The audience was given a few minutes to ask questions of the panel and Kim Trent (of Knox Heritage) asked that they discuss the role of historic buildings and historic tax credits in redevelopment. Mark Heinz noted that it is the downtown stock of great old buildings that have brought us this far. He made the point that tourists like the old buildings and that of the redevelopments downtown, there have been ninety in old buildings and there has been one new construction: a parking garage.
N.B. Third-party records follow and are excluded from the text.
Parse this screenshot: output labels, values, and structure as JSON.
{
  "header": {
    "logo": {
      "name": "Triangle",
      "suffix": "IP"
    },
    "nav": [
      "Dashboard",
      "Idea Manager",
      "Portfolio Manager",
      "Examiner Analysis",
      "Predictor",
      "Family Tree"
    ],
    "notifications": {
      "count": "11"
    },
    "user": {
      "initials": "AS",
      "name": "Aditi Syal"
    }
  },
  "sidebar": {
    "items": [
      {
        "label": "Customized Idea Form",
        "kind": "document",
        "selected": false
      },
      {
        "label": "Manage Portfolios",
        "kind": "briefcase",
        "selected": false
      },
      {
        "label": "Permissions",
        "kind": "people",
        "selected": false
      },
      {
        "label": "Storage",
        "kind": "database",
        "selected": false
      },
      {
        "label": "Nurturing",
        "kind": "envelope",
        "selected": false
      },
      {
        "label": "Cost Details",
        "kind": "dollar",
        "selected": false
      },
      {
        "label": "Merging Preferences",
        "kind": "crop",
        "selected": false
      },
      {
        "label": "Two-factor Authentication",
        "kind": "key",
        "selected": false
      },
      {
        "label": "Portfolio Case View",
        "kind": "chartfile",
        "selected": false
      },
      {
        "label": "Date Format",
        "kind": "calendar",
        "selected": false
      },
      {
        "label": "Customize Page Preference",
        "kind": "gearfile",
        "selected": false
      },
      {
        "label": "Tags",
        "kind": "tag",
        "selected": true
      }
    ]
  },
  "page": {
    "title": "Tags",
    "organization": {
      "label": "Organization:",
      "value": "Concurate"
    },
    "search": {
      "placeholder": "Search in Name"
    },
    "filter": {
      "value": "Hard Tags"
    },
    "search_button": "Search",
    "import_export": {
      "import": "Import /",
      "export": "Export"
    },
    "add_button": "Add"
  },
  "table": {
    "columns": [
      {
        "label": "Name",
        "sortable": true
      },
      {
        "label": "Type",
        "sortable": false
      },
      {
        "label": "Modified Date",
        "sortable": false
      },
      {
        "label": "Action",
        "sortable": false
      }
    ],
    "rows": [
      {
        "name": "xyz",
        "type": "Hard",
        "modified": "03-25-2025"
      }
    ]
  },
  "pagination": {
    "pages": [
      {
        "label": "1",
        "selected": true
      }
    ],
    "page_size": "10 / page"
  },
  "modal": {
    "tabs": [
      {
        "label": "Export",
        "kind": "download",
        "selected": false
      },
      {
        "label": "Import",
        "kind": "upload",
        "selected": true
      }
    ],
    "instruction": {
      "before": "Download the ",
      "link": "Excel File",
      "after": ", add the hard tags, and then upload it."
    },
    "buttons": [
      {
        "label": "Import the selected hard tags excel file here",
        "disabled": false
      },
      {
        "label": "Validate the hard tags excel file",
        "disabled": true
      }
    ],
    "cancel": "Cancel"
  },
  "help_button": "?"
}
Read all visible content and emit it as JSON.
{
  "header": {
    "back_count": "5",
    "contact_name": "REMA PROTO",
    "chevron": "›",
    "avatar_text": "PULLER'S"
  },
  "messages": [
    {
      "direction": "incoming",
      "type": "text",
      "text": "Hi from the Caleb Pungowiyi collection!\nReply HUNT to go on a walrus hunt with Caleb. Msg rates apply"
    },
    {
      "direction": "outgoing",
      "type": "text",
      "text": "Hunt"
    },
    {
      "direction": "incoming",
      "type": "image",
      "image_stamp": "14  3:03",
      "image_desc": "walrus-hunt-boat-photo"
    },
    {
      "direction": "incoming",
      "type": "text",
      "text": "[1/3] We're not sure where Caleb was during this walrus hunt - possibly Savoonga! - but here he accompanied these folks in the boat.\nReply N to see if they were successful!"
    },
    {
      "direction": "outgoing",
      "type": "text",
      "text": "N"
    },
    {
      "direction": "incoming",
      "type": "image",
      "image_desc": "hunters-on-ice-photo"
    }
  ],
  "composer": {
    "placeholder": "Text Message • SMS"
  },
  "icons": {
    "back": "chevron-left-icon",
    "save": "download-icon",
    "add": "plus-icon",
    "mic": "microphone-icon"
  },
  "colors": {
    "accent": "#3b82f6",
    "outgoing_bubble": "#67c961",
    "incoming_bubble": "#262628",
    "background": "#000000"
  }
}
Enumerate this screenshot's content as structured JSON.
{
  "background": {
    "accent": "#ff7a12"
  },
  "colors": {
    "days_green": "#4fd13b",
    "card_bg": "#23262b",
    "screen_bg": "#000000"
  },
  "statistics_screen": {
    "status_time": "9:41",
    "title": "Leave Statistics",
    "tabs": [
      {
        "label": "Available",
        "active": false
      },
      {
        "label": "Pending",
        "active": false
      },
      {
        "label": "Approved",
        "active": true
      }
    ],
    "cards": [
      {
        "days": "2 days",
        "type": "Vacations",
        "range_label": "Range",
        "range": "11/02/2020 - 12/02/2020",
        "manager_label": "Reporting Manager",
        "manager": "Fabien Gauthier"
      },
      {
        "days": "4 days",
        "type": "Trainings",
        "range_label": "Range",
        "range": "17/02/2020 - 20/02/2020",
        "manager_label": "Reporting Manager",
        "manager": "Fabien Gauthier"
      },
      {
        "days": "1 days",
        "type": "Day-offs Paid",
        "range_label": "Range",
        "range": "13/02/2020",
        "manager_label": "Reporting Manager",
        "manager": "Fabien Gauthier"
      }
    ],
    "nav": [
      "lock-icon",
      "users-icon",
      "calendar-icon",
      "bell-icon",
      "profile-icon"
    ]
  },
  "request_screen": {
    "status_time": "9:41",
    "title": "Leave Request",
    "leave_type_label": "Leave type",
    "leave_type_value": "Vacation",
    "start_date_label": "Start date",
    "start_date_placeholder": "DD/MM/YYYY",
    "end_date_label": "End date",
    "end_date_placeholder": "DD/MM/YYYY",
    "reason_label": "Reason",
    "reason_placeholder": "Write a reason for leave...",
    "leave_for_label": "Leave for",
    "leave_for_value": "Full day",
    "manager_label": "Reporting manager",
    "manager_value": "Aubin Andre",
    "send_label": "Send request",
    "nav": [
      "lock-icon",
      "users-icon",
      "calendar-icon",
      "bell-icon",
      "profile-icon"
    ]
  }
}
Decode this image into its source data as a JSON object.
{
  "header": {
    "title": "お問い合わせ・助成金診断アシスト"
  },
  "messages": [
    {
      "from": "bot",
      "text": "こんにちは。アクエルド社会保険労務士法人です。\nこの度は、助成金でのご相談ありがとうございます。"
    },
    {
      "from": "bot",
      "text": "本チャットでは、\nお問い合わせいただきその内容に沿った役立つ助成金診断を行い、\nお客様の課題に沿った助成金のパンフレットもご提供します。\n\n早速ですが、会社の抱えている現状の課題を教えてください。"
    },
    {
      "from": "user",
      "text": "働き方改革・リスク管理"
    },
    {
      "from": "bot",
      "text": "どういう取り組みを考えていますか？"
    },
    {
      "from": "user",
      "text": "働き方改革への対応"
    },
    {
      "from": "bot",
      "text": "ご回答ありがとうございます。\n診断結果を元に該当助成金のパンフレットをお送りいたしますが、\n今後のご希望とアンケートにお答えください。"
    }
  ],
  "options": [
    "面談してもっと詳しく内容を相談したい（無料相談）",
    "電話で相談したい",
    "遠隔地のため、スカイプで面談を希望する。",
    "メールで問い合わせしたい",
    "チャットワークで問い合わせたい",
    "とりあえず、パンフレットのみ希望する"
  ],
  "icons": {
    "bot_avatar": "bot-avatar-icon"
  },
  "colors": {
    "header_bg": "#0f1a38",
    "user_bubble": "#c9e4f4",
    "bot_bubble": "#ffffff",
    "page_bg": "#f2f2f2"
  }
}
Rick Emmit then spoke before the floor was opened to questions for a few minutes again at the end. He mentioned a couple of interesting coming attractions to downtown: Water fountains (a high tech, new kind allowing for water bottles to be filled and dogs to be watered!?!) and public restrooms. I only blogged about that a year and a half ago. He also talked quite a bit about the Jackson Avenue ramp and the Broadway viaduct each of which he said could be undertaken in “2016/2017.” Regarding the Jackson Terminal project he mentioned a brewery and, perhaps, a winery. He also said that a winery was interested in the depots on Depot with plans to have food trucks and wine pairings. Depot as a development area was highly touted.
Various people expressed concerns ranging from the need for more two bedroom homes downtown for families to a concern that the mission district will thwart any development in that area. There is a new Roundtable on Homelessness that was mentioned and the fact that KARM has a new courtyard intended to give the homeless population a place to hang out that is not in the middle of Broadway.
Finally, one other notable comment came from Finbarr Saunders, God love him, who brought up the potential for Broadway/Henley to be a beautiful boulevard, rather than a speedway. Of course, that was discussed thoroughly in this space over two and a half years ago. I wish him the best, but I can’t imagine that’s going to happen. We could get nothing going for it then even though the bridge closure presented the perfect opportunity. Still, I’d join a movement to discuss it again, should one emerge.
My biggest take-away from the evening wasn’t a particular piece of development information or a fact about a coming attraction. It was that two or three hundred people wanted to talk about the city on a Tuesday night. And I have to say they had more questions and comments than the time allotted. I think both the heavy attendance and the number of questions begs for another summit in the not too distant future and I think that one should have the time proportions reversed: 10% presentations from the city and 90% listening to and answering the people gathered.